Sunday, April 29th, at the Coronado Performing Arts Center, the Rockford Symphony Youth Orchestra takes on perhaps the biggest challenge in its 47–year history. The orchestra gives a concert that features the finale of Ludwig van Beethoven’s Symphony number 9, known as “The Ode to Joy.” The ensemble will be joined by Highland Community College Choirs, Kantorei, the Singing boys of Rockford, and guest soloists for the performance .
The piece is considered a challenging work for a professional ensemble, much less a youth orchestra. So why did RSYO Director Daniel Black Black want to take on such a monumental work?
“We’ve done for the last few years a side-by-side performance between members of the youth orchestra with the Rockford Symphony," he says, "and for this year we’re doing an all-Beethoven concert, including excerpts from the 9thSymphony. And I was thinking to myself, well the 9thsymphony that’s the only one that uses everyone in the youth orchestra but you know, it’s crazy to program that with the youth orchestra. But then I started thinking about it, and thought, well, if we could find the choirs, if we could get enough singers, we could probably get some young professional soloists from the Chicago area… The wheels kept turning and I made some calls to choir directors in the area, and before I knew it, I was getting really excited, and then I finally realized, we've just got to do it."
Black says there are a lot of moving parts in such an endeavor. And there’s a lot tricky passages for the players. But that hasn’t been the hardest thing for them. Black says, “The challenge of the performance is not so much in the technical difficulty of it, but rather in the expressive maturity of that piece. That’s not typical youth orchestra kind of flashy music. It’s very, very deep and it goes down to the heart of, I think, humanity. And that’s not something young musicians are used to expressing through music.”
Black says rehearsals having been going better than he’d dared hope. He says the players have been working hard, practicing their parts and listening to recordings to give them a sense of how everything fits together.

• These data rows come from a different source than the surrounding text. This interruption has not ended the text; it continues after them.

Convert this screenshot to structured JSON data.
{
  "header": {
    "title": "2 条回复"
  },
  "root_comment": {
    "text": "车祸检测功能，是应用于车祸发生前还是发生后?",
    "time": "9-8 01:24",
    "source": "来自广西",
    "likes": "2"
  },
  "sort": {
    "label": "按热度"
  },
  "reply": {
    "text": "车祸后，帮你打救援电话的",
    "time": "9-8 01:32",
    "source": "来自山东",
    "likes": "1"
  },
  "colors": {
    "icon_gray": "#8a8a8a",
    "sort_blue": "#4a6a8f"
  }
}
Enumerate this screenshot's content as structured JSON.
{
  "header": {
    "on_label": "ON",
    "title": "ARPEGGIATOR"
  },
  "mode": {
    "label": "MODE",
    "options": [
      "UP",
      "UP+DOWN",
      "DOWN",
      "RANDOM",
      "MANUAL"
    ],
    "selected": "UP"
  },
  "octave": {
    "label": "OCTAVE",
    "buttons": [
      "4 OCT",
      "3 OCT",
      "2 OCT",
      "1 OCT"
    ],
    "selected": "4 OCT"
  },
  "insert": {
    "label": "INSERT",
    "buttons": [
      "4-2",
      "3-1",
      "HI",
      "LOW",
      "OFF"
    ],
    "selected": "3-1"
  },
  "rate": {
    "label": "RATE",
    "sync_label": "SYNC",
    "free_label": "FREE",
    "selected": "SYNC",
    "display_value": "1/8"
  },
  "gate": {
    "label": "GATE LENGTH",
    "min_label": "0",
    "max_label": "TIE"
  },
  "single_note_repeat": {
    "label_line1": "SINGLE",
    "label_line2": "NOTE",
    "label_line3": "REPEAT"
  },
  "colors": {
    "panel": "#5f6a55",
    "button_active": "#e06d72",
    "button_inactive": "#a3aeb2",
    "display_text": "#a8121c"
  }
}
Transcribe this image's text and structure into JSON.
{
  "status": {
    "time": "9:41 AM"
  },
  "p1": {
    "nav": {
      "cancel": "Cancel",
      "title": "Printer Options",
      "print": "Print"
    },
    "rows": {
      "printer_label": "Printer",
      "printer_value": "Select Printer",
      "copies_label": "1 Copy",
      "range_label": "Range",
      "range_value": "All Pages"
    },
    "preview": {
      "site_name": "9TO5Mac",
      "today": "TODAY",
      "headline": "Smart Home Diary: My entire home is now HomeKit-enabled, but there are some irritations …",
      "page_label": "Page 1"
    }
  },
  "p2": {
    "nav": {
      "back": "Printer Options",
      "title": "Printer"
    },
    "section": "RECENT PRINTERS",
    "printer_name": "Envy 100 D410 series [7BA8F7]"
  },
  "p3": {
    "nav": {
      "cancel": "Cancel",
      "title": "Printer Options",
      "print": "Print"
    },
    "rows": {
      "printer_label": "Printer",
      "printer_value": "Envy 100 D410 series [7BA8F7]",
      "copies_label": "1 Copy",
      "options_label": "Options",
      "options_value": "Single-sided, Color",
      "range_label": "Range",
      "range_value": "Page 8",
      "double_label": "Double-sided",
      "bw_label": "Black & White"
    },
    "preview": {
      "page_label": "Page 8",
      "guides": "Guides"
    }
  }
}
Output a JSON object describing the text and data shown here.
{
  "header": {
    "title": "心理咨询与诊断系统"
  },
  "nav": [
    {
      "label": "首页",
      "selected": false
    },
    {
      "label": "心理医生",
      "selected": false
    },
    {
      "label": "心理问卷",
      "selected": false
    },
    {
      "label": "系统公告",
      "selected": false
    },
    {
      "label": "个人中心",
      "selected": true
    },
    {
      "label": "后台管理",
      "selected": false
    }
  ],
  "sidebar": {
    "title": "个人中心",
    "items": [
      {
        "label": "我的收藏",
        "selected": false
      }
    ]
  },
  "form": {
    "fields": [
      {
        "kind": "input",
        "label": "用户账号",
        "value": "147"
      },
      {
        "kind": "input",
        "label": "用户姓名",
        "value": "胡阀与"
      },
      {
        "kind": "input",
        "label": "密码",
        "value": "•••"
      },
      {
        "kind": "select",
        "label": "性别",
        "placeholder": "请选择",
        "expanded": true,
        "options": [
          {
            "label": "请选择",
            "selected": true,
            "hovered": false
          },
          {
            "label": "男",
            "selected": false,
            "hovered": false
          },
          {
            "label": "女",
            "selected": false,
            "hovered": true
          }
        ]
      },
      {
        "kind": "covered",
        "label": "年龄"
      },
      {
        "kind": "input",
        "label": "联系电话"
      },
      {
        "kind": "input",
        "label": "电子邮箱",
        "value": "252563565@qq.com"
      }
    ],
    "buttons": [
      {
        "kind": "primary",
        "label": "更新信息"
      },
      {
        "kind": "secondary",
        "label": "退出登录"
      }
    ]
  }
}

Black says the directors of the choirs that will join the orchestra for the performance - Highland Community College’s Allen Redford and Kantorei’s Joel Ross -have also been working very hard with their troops to meet the many challenges the piece presents to singers. He says he’s pleased with the results. And he thinks this will be a very exciting concert. “There is a certain energy that you get from a bunch of young musicians that have never done this music before, and they’re discovering it almost as they’re performing it," he says, "and that’s something that you can’t really reproduce. Even the best professional orchestras have done Beethoven 9 many times, and although they’re great musicians, there’s added energy, there’s added juice, and I think it’s going to be a special event. There’s a buzz around the orchestra about this piece.”
For Black, this concert represents something of a milestone. He says a number of people told him tackling Beethoven’s blockbuster was just too much for young players. At one point, he says, he would have agreed with them. But that’s not the case anymore, and he very happy about it. “When I started three years ago, I don’t think there’s any way that we could have taken on this project," he says, "The level has really, really risen. There’s some real artistic momentum with the group. There’s different kinds of energy in the rehearsal, different seriousness about making sure you’re part s prepared. And that’s allowed us to take on a project of this scope. That’s been really interesting to see and to be a part of, and very, very satisfying.”